On Saturday 12th my brother and his wife came up and we met up with my parents at Scarning Fen.  We successfully found the Small Red Damselflies there and then moved on to Hills and Holes near Great Hockham.  Bird highlights included Kingfisher, Hobby and Marsh Tits but what looked like a Goshawk didn't show quite well enough for us to be sure.  We also encountered Green and Great Spotted Woodpeckers and heard Treecreeper.

Kingfisher, Hills and Holes, 12th August

Friday, 1 September 2017

Corncrake from the garden and a Dowitcher

On Sunday 16th July Jake Gearty found a Long-billed Dowitcher along the East Bank at Cley.  This is a bird that rarely turns up in Norfolk and although I've seen a few elsewhere the only one I recall seeing in Norfolk before was the Pentney bird in April 1994.  On checking my records it turns out I also saw the juvenile at Titchwell in September 2007 - strange how that one seems to have completely disappeared from my memory.  I checked back on my diary page to see if I could jog my memory - weirdly I can remember well the Mallard x Egyptian Goose hybrids and Signal Crayfish I saw the same morning but even though I have a rubbishy photo of the dowitcher I still can't remember seeing it.  Must be old age.  Anyway, I can remember this one still, which I went up to see late afternoon - a fine bird showing well, if a little distantly, from East Bank.

Long-billed Dowitcher, Cley, 16th July

After a while it flew off west over the reserve and appeared to go down, much to the frustration of Penny who was just arriving.

Long-billed Dowitcher, Cley, 16th July

There were some nice cute baby Lapwings and Redshanks viewable from East Bank too...

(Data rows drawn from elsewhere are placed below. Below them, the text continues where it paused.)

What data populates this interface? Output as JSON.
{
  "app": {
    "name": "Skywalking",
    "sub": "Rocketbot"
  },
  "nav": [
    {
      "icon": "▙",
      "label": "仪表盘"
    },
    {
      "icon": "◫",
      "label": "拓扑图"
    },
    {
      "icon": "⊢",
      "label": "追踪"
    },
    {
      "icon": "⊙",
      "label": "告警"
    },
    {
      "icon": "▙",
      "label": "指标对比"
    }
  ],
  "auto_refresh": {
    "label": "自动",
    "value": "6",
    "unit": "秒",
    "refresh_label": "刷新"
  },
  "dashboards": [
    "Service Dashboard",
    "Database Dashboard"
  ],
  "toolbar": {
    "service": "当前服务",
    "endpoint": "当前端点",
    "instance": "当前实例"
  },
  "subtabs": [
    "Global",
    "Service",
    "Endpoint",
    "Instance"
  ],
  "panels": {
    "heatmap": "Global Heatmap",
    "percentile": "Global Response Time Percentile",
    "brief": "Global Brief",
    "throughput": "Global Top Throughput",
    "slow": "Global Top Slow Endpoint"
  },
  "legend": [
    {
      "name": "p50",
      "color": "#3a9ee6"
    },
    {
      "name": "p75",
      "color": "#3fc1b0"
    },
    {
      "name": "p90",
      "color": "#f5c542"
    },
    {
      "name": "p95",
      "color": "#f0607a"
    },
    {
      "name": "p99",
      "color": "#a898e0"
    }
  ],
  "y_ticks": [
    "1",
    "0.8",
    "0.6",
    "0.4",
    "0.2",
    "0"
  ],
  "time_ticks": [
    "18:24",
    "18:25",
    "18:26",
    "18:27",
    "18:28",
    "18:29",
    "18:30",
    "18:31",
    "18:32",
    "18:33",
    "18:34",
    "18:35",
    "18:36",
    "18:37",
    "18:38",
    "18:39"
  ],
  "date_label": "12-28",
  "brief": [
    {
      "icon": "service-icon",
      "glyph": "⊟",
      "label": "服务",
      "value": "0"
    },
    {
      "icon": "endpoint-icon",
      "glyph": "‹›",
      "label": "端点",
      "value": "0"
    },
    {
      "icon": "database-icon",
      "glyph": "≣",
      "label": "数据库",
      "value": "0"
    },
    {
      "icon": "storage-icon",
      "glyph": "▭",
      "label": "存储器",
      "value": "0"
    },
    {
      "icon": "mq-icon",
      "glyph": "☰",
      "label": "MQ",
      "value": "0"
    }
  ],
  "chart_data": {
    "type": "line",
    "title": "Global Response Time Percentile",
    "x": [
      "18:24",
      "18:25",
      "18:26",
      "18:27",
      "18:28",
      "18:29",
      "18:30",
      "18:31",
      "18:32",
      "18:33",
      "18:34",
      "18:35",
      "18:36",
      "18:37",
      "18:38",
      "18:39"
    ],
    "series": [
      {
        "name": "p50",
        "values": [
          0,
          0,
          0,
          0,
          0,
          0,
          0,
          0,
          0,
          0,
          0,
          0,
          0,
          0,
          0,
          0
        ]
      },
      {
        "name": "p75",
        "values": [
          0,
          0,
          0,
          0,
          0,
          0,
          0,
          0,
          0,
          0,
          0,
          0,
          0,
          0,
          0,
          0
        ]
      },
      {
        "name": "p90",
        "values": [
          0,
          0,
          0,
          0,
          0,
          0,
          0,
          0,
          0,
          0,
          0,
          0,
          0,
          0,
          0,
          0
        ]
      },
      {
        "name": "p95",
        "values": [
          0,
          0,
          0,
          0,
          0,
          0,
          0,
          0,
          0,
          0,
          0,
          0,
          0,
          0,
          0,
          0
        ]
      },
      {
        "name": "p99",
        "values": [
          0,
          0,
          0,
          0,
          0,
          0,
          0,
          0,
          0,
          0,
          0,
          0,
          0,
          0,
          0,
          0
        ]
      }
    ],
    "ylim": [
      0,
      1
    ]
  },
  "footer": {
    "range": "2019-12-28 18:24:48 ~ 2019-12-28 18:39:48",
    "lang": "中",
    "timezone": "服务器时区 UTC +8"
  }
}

Lapwing, Cley, 16th July

Redshank, Cley, 16th July

Penny heard from Eddie that the Dowitcher had dropped in to the central scrapes but in no time it had flown again.  We headed round to North Scrape in the hope that it would settle there but alas there was no sign.  I heard a Whimbrel at some point and a Mediterranean Gull flew past.

The area where people have been hearing Corncrakes calling in North Elmham is no more than 500m from my front door and I wondered if I might be able to hear one from my property at some point.  But I'm always up checking the moth trap before dawn and I'm often in my study with the window open facing that way and I'd had no luck.  Some neighbours had told me they'd heard one at the top end of my road a few times - the other way from the main site - and from their description I was pretty sure they meant it had been calling from my next-door neighbour's property (they have a lot of land).  After hearing this I made an even more concerted effort to hear them from my garden but still with no joy until the morning of Tuesday 18th July.  I went out to check the moth trap as usual at 3.40 am while it was still virtually dark, and almost straightaway I could hear the distinctive "crex crex" call.  The Corncrake continued to call for the next ten minutes or so by which time it was starting to get light, and then stopped completely - I was out there for an hour or so and didn't hear it again.  I presume it was calling from my neighbour's property although it sounded like it was coming from just up the road (where there are just houses and gardens).

The following night there was terrential rain from before dawn so there was no chance of hearing anything above the noise of the rain, not that there was any chance of anything calling anyway.  I never heard it again.